About this exercise => Find the word "content" below. Copy each line that has it.

Listed entries =>
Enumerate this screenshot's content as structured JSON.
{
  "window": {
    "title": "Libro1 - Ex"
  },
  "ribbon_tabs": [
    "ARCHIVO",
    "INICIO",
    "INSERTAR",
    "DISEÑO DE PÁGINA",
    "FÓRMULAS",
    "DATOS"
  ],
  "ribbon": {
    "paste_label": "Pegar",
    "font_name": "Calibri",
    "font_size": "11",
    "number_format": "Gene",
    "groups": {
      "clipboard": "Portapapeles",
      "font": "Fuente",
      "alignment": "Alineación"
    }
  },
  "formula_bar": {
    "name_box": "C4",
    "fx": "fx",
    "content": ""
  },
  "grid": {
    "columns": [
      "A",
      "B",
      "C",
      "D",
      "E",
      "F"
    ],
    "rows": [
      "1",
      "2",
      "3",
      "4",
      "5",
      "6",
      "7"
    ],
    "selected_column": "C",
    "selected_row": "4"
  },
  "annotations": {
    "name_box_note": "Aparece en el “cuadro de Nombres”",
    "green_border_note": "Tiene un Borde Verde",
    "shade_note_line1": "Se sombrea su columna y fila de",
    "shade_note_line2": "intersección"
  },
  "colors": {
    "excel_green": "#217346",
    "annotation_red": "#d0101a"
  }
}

Exercise output =>
Enumerate this screenshot's content as structured JSON.
    "content": ""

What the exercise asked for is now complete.